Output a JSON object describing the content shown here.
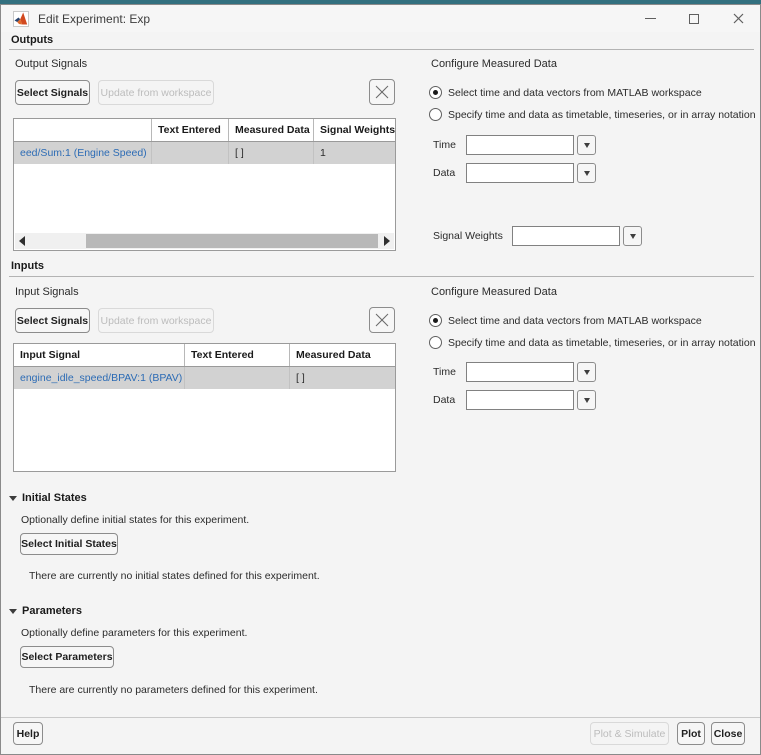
{
  "window": {
    "title": "Edit Experiment: Exp"
  },
  "outputs": {
    "heading": "Outputs",
    "signals_label": "Output Signals",
    "buttons": {
      "select_signals": "Select Signals",
      "update_from_workspace": "Update from workspace"
    },
    "table": {
      "headers": [
        "",
        "Text Entered",
        "Measured Data",
        "Signal Weights"
      ],
      "rows": [
        {
          "signal": "eed/Sum:1 (Engine Speed)",
          "text_entered": "",
          "measured_data": "[ ]",
          "signal_weights": "1"
        }
      ]
    },
    "configure": {
      "title": "Configure Measured Data",
      "radio_workspace": "Select time and data vectors from MATLAB workspace",
      "radio_array": "Specify time and data as timetable, timeseries, or in array notation",
      "time_label": "Time",
      "time_value": "",
      "data_label": "Data",
      "data_value": "",
      "signal_weights_label": "Signal Weights",
      "signal_weights_value": ""
    }
  },
  "inputs": {
    "heading": "Inputs",
    "signals_label": "Input Signals",
    "buttons": {
      "select_signals": "Select Signals",
      "update_from_workspace": "Update from workspace"
    },
    "table": {
      "headers": [
        "Input Signal",
        "Text Entered",
        "Measured Data"
      ],
      "rows": [
        {
          "signal": "engine_idle_speed/BPAV:1 (BPAV)",
          "text_entered": "",
          "measured_data": "[ ]"
        }
      ]
    },
    "configure": {
      "title": "Configure Measured Data",
      "radio_workspace": "Select time and data vectors from MATLAB workspace",
      "radio_array": "Specify time and data as timetable, timeseries, or in array notation",
      "time_label": "Time",
      "time_value": "",
      "data_label": "Data",
      "data_value": ""
    }
  },
  "initial_states": {
    "heading": "Initial States",
    "description": "Optionally define initial states for this experiment.",
    "button": "Select Initial States",
    "empty_message": "There are currently no initial states defined for this experiment."
  },
  "parameters": {
    "heading": "Parameters",
    "description": "Optionally define parameters for this experiment.",
    "button": "Select Parameters",
    "empty_message": "There are currently no parameters defined for this experiment."
  },
  "footer": {
    "help": "Help",
    "plot_simulate": "Plot & Simulate",
    "plot": "Plot",
    "close": "Close"
  },
  "colors": {
    "signal_link": "#2d6cb5",
    "selected_row_bg": "#d2d2d2",
    "desktop_strip": "#33707f",
    "window_bg": "#f4f4f4"
  }
}
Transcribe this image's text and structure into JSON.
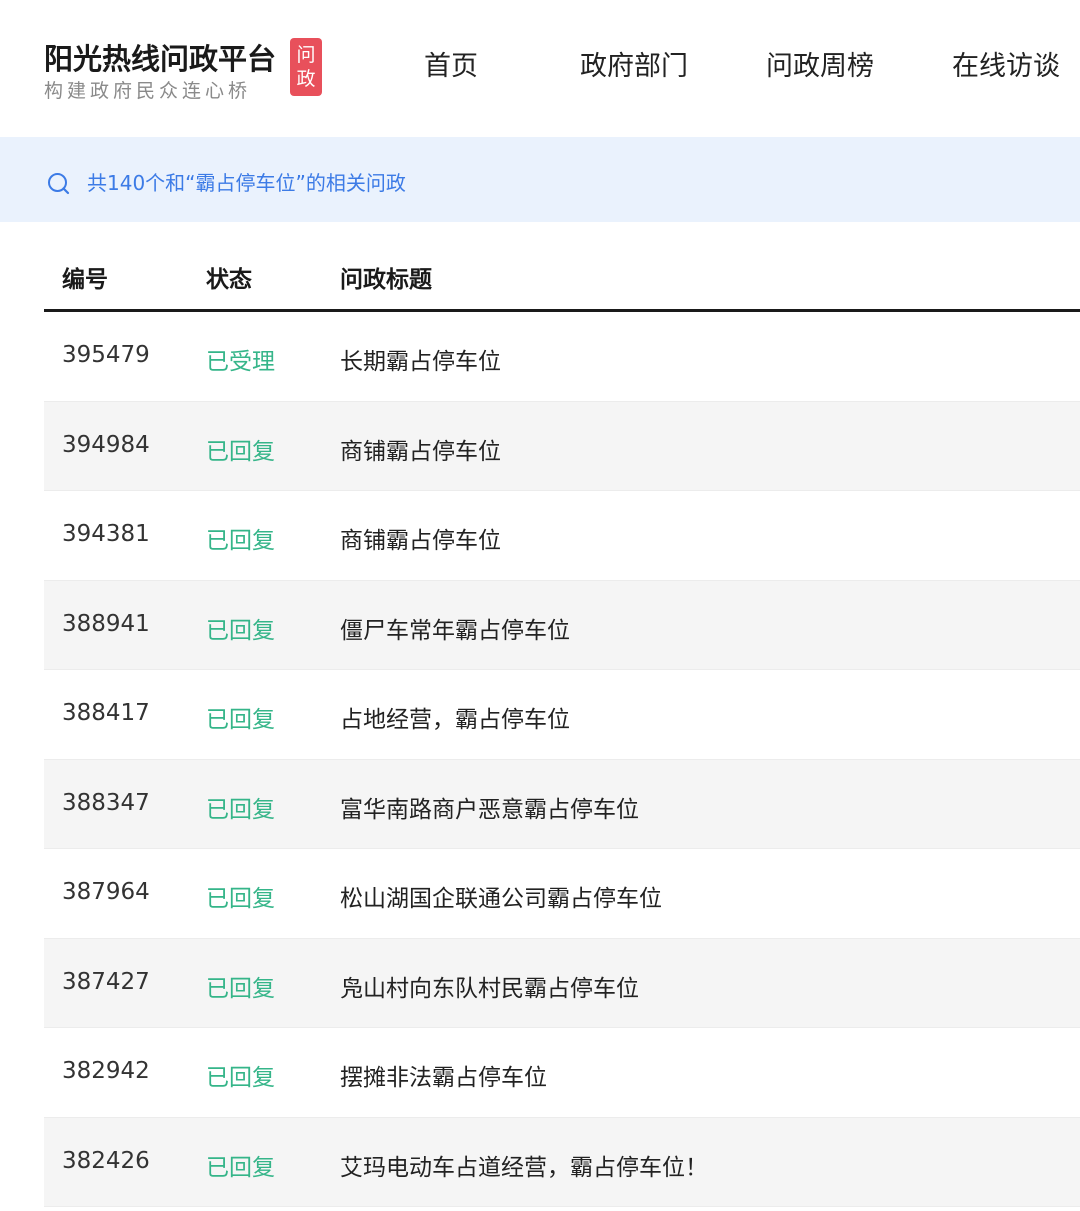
{
  "header": {
    "logo_title": "阳光热线问政平台",
    "logo_subtitle": "构建政府民众连心桥",
    "logo_badge_top": "问",
    "logo_badge_bottom": "政",
    "nav": [
      "首页",
      "政府部门",
      "问政周榜",
      "在线访谈"
    ]
  },
  "search_result": {
    "text": "共140个和“霸占停车位”的相关问政",
    "icon": "search-icon"
  },
  "table": {
    "headers": {
      "id": "编号",
      "status": "状态",
      "title": "问政标题"
    },
    "rows": [
      {
        "id": "395479",
        "status": "已受理",
        "title": "长期霸占停车位"
      },
      {
        "id": "394984",
        "status": "已回复",
        "title": "商铺霸占停车位"
      },
      {
        "id": "394381",
        "status": "已回复",
        "title": "商铺霸占停车位"
      },
      {
        "id": "388941",
        "status": "已回复",
        "title": "僵尸车常年霸占停车位"
      },
      {
        "id": "388417",
        "status": "已回复",
        "title": "占地经营，霸占停车位"
      },
      {
        "id": "388347",
        "status": "已回复",
        "title": "富华南路商户恶意霸占停车位"
      },
      {
        "id": "387964",
        "status": "已回复",
        "title": "松山湖国企联通公司霸占停车位"
      },
      {
        "id": "387427",
        "status": "已回复",
        "title": "凫山村向东队村民霸占停车位"
      },
      {
        "id": "382942",
        "status": "已回复",
        "title": "摆摊非法霸占停车位"
      },
      {
        "id": "382426",
        "status": "已回复",
        "title": "艾玛电动车占道经营，霸占停车位！"
      }
    ]
  },
  "colors": {
    "accent_blue": "#3c7be6",
    "status_green": "#35b589",
    "badge_red": "#e8505b",
    "result_bar_bg": "#eaf2fd"
  }
}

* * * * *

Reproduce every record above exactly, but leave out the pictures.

• Answer to this problem
Output a JSON object describing the content shown here.
{
  "window": {
    "title": "Edit Experiment: Exp"
  },
  "outputs": {
    "heading": "Outputs",
    "signals_label": "Output Signals",
    "buttons": {
      "select_signals": "Select Signals",
      "update_from_workspace": "Update from workspace"
    },
    "table": {
      "headers": [
        "",
        "Text Entered",
        "Measured Data",
        "Signal Weights"
      ],
      "rows": [
        {
          "signal": "eed/Sum:1 (Engine Speed)",
          "text_entered": "",
          "measured_data": "[ ]",
          "signal_weights": "1"
        }
      ]
    },
    "configure": {
      "title": "Configure Measured Data",
      "radio_workspace": "Select time and data vectors from MATLAB workspace",
      "radio_array": "Specify time and data as timetable, timeseries, or in array notation",
      "time_label": "Time",
      "time_value": "",
      "data_label": "Data",
      "data_value": "",
      "signal_weights_label": "Signal Weights",
      "signal_weights_value": ""
    }
  },
  "inputs": {
    "heading": "Inputs",
    "signals_label": "Input Signals",
    "buttons": {
      "select_signals": "Select Signals",
      "update_from_workspace": "Update from workspace"
    },
    "table": {
      "headers": [
        "Input Signal",
        "Text Entered",
        "Measured Data"
      ],
      "rows": [
        {
          "signal": "engine_idle_speed/BPAV:1 (BPAV)",
          "text_entered": "",
          "measured_data": "[ ]"
        }
      ]
    },
    "configure": {
      "title": "Configure Measured Data",
      "radio_workspace": "Select time and data vectors from MATLAB workspace",
      "radio_array": "Specify time and data as timetable, timeseries, or in array notation",
      "time_label": "Time",
      "time_value": "",
      "data_label": "Data",
      "data_value": ""
    }
  },
  "initial_states": {
    "heading": "Initial States",
    "description": "Optionally define initial states for this experiment.",
    "button": "Select Initial States",
    "empty_message": "There are currently no initial states defined for this experiment."
  },
  "parameters": {
    "heading": "Parameters",
    "description": "Optionally define parameters for this experiment.",
    "button": "Select Parameters",
    "empty_message": "There are currently no parameters defined for this experiment."
  },
  "footer": {
    "help": "Help",
    "plot_simulate": "Plot & Simulate",
    "plot": "Plot",
    "close": "Close"
  },
  "colors": {
    "signal_link": "#2d6cb5",
    "selected_row_bg": "#d2d2d2",
    "desktop_strip": "#33707f",
    "window_bg": "#f4f4f4"
  }
}
Transcribe this image's text and structure into JSON.
{
  "header": {
    "logo_title": "阳光热线问政平台",
    "logo_subtitle": "构建政府民众连心桥",
    "logo_badge_top": "问",
    "logo_badge_bottom": "政",
    "nav": [
      "首页",
      "政府部门",
      "问政周榜",
      "在线访谈"
    ]
  },
  "search_result": {
    "text": "共140个和“霸占停车位”的相关问政",
    "icon": "search-icon"
  },
  "table": {
    "headers": {
      "id": "编号",
      "status": "状态",
      "title": "问政标题"
    },
    "rows": [
      {
        "id": "395479",
        "status": "已受理",
        "title": "长期霸占停车位"
      },
      {
        "id": "394984",
        "status": "已回复",
        "title": "商铺霸占停车位"
      },
      {
        "id": "394381",
        "status": "已回复",
        "title": "商铺霸占停车位"
      },
      {
        "id": "388941",
        "status": "已回复",
        "title": "僵尸车常年霸占停车位"
      },
      {
        "id": "388417",
        "status": "已回复",
        "title": "占地经营，霸占停车位"
      },
      {
        "id": "388347",
        "status": "已回复",
        "title": "富华南路商户恶意霸占停车位"
      },
      {
        "id": "387964",
        "status": "已回复",
        "title": "松山湖国企联通公司霸占停车位"
      },
      {
        "id": "387427",
        "status": "已回复",
        "title": "凫山村向东队村民霸占停车位"
      },
      {
        "id": "382942",
        "status": "已回复",
        "title": "摆摊非法霸占停车位"
      },
      {
        "id": "382426",
        "status": "已回复",
        "title": "艾玛电动车占道经营，霸占停车位！"
      }
    ]
  },
  "colors": {
    "accent_blue": "#3c7be6",
    "status_green": "#35b589",
    "badge_red": "#e8505b",
    "result_bar_bg": "#eaf2fd"
  }
}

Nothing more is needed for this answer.